A lawyer’s letter has taken an accessible website offline and the BBC technology analyst Bill Thompson is not impressed.
Yesterday I read the following article on the BBC technology web site: Building a web fit for all I can honestly say I was horrified.
Bill Thompson was writing about a case where a talented programmer called Matthew Somerville got so fed up with the fact that the Odeon web site was inaccessible to anybody but those using Internet Explorer that he wrote his own accessible version of the site.
The Odeon in their wisdom decided that this was in breach of their intellectual property and forced Matthew to take the site down.
When so few truely accessible web sites exist it horrifies me that a company like the Odeon are actually forcing people to remove accessible sites from the web.
If only somebody had the determination and cash to prosecute the Odeon under the 1995 Disability Disrimination Act for not making their own site accessible.

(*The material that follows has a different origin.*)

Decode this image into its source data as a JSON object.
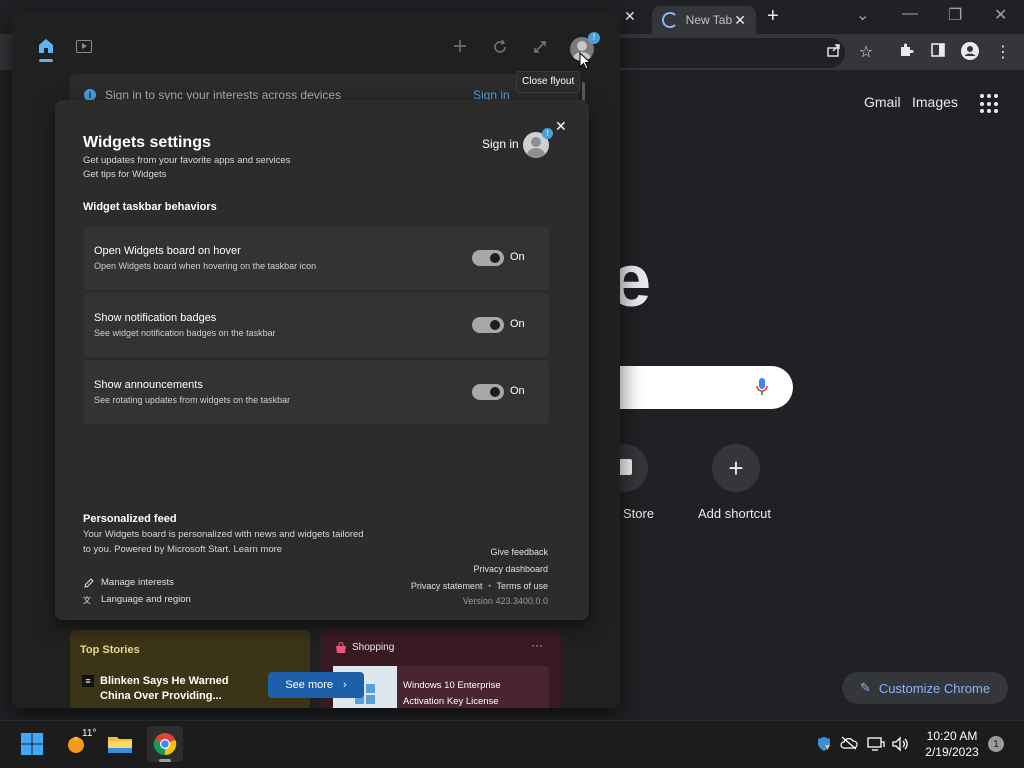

Also as Bill Thompson suggested it would be good to see the government extend the Copyright (Visually Impaired Persons) Act 2002 to cover web sites. Currently the act allows people with a visual impairment to make their own accessible versions of printed copyright material where there is not currently an accessible version available. If this was extended to cover the web it might force companies like the Odeon into taking accessibility a bit more seriously even if only in order to protect their intellectual property.